## Raw data
[Start of Attachment]

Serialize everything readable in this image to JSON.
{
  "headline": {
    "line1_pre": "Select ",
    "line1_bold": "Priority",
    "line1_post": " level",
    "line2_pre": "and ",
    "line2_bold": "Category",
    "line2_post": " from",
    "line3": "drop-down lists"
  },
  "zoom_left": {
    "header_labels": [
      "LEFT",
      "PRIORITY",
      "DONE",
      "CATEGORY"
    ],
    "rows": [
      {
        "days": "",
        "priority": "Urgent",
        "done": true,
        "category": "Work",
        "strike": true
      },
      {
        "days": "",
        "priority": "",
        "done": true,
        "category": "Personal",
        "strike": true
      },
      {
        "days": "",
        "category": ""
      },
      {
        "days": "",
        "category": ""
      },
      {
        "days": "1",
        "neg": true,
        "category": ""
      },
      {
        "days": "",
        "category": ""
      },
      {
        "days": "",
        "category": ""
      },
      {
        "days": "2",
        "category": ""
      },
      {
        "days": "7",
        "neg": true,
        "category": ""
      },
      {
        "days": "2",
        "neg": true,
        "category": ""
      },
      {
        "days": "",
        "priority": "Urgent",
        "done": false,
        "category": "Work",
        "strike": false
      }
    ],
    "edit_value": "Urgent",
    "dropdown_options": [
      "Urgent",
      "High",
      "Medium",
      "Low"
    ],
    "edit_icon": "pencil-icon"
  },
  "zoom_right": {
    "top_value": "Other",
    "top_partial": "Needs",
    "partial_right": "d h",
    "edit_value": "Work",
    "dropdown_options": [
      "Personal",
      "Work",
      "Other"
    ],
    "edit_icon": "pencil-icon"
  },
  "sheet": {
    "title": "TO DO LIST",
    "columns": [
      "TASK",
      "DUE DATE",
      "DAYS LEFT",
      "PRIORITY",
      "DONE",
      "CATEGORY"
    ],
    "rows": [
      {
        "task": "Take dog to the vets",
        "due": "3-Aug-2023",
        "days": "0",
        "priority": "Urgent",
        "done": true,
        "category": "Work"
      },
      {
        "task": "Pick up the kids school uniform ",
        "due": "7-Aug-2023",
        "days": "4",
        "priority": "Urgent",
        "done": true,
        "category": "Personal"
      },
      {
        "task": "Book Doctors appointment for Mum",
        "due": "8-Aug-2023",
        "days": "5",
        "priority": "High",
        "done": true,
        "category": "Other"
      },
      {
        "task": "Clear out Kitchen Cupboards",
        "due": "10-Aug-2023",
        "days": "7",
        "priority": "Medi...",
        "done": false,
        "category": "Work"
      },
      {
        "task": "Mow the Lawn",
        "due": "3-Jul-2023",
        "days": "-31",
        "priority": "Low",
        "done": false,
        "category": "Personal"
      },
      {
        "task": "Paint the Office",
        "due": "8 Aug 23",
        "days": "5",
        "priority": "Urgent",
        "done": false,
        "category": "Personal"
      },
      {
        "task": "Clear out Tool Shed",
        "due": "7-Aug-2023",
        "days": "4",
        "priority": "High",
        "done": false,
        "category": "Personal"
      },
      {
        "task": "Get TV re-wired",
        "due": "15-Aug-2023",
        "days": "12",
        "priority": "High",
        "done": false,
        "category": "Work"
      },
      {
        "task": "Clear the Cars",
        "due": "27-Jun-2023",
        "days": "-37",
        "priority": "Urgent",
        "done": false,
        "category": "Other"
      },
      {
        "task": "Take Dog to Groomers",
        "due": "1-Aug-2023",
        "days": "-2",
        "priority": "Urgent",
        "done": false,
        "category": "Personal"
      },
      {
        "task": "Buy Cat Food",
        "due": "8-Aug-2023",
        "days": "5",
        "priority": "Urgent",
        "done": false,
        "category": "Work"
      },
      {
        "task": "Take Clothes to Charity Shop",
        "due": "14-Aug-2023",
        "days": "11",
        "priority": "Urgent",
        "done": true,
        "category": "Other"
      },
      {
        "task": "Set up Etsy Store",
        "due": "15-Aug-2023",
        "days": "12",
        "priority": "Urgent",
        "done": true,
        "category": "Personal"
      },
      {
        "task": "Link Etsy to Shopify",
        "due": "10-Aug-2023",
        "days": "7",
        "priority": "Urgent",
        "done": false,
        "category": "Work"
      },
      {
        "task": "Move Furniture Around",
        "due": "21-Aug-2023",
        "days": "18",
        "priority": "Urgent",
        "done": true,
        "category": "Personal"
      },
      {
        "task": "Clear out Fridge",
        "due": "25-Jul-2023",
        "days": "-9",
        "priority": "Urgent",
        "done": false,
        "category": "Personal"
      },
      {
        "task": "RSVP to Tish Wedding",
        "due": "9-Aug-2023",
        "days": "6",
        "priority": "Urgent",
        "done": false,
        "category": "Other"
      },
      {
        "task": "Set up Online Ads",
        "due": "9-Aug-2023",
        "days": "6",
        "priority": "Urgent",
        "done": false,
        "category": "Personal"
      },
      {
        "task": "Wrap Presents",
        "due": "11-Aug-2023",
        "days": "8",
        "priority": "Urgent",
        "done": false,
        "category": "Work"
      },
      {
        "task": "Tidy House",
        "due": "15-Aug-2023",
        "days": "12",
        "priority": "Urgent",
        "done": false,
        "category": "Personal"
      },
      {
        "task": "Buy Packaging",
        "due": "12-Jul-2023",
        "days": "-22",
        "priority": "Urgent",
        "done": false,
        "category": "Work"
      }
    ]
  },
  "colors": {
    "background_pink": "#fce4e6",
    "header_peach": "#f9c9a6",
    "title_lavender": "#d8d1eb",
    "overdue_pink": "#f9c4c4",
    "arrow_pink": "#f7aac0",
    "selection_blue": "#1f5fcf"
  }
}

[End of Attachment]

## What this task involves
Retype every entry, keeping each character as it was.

## Response
Serialize everything readable in this image to JSON.
{
  "headline": {
    "line1_pre": "Select ",
    "line1_bold": "Priority",
    "line1_post": " level",
    "line2_pre": "and ",
    "line2_bold": "Category",
    "line2_post": " from",
    "line3": "drop-down lists"
  },
  "zoom_left": {
    "header_labels": [
      "LEFT",
      "PRIORITY",
      "DONE",
      "CATEGORY"
    ],
    "rows": [
      {
        "days": "",
        "priority": "Urgent",
        "done": true,
        "category": "Work",
        "strike": true
      },
      {
        "days": "",
        "priority": "",
        "done": true,
        "category": "Personal",
        "strike": true
      },
      {
        "days": "",
        "category": ""
      },
      {
        "days": "",
        "category": ""
      },
      {
        "days": "1",
        "neg": true,
        "category": ""
      },
      {
        "days": "",
        "category": ""
      },
      {
        "days": "",
        "category": ""
      },
      {
        "days": "2",
        "category": ""
      },
      {
        "days": "7",
        "neg": true,
        "category": ""
      },
      {
        "days": "2",
        "neg": true,
        "category": ""
      },
      {
        "days": "",
        "priority": "Urgent",
        "done": false,
        "category": "Work",
        "strike": false
      }
    ],
    "edit_value": "Urgent",
    "dropdown_options": [
      "Urgent",
      "High",
      "Medium",
      "Low"
    ],
    "edit_icon": "pencil-icon"
  },
  "zoom_right": {
    "top_value": "Other",
    "top_partial": "Needs",
    "partial_right": "d h",
    "edit_value": "Work",
    "dropdown_options": [
      "Personal",
      "Work",
      "Other"
    ],
    "edit_icon": "pencil-icon"
  },
  "sheet": {
    "title": "TO DO LIST",
    "columns": [
      "TASK",
      "DUE DATE",
      "DAYS LEFT",
      "PRIORITY",
      "DONE",
      "CATEGORY"
    ],
    "rows": [
      {
        "task": "Take dog to the vets",
        "due": "3-Aug-2023",
        "days": "0",
        "priority": "Urgent",
        "done": true,
        "category": "Work"
      },
      {
        "task": "Pick up the kids school uniform ",
        "due": "7-Aug-2023",
        "days": "4",
        "priority": "Urgent",
        "done": true,
        "category": "Personal"
      },
      {
        "task": "Book Doctors appointment for Mum",
        "due": "8-Aug-2023",
        "days": "5",
        "priority": "High",
        "done": true,
        "category": "Other"
      },
      {
        "task": "Clear out Kitchen Cupboards",
        "due": "10-Aug-2023",
        "days": "7",
        "priority": "Medi...",
        "done": false,
        "category": "Work"
      },
      {
        "task": "Mow the Lawn",
        "due": "3-Jul-2023",
        "days": "-31",
        "priority": "Low",
        "done": false,
        "category": "Personal"
      },
      {
        "task": "Paint the Office",
        "due": "8 Aug 23",
        "days": "5",
        "priority": "Urgent",
        "done": false,
        "category": "Personal"
      },
      {
        "task": "Clear out Tool Shed",
        "due": "7-Aug-2023",
        "days": "4",
        "priority": "High",
        "done": false,
        "category": "Personal"
      },
      {
        "task": "Get TV re-wired",
        "due": "15-Aug-2023",
        "days": "12",
        "priority": "High",
        "done": false,
        "category": "Work"
      },
      {
        "task": "Clear the Cars",
        "due": "27-Jun-2023",
        "days": "-37",
        "priority": "Urgent",
        "done": false,
        "category": "Other"
      },
      {
        "task": "Take Dog to Groomers",
        "due": "1-Aug-2023",
        "days": "-2",
        "priority": "Urgent",
        "done": false,
        "category": "Personal"
      },
      {
        "task": "Buy Cat Food",
        "due": "8-Aug-2023",
        "days": "5",
        "priority": "Urgent",
        "done": false,
        "category": "Work"
      },
      {
        "task": "Take Clothes to Charity Shop",
        "due": "14-Aug-2023",
        "days": "11",
        "priority": "Urgent",
        "done": true,
        "category": "Other"
      },
      {
        "task": "Set up Etsy Store",
        "due": "15-Aug-2023",
        "days": "12",
        "priority": "Urgent",
        "done": true,
        "category": "Personal"
      },
      {
        "task": "Link Etsy to Shopify",
        "due": "10-Aug-2023",
        "days": "7",
        "priority": "Urgent",
        "done": false,
        "category": "Work"
      },
      {
        "task": "Move Furniture Around",
        "due": "21-Aug-2023",
        "days": "18",
        "priority": "Urgent",
        "done": true,
        "category": "Personal"
      },
      {
        "task": "Clear out Fridge",
        "due": "25-Jul-2023",
        "days": "-9",
        "priority": "Urgent",
        "done": false,
        "category": "Personal"
      },
      {
        "task": "RSVP to Tish Wedding",
        "due": "9-Aug-2023",
        "days": "6",
        "priority": "Urgent",
        "done": false,
        "category": "Other"
      },
      {
        "task": "Set up Online Ads",
        "due": "9-Aug-2023",
        "days": "6",
        "priority": "Urgent",
        "done": false,
        "category": "Personal"
      },
      {
        "task": "Wrap Presents",
        "due": "11-Aug-2023",
        "days": "8",
        "priority": "Urgent",
        "done": false,
        "category": "Work"
      },
      {
        "task": "Tidy House",
        "due": "15-Aug-2023",
        "days": "12",
        "priority": "Urgent",
        "done": false,
        "category": "Personal"
      },
      {
        "task": "Buy Packaging",
        "due": "12-Jul-2023",
        "days": "-22",
        "priority": "Urgent",
        "done": false,
        "category": "Work"
      }
    ]
  },
  "colors": {
    "background_pink": "#fce4e6",
    "header_peach": "#f9c9a6",
    "title_lavender": "#d8d1eb",
    "overdue_pink": "#f9c4c4",
    "arrow_pink": "#f7aac0",
    "selection_blue": "#1f5fcf"
  }
}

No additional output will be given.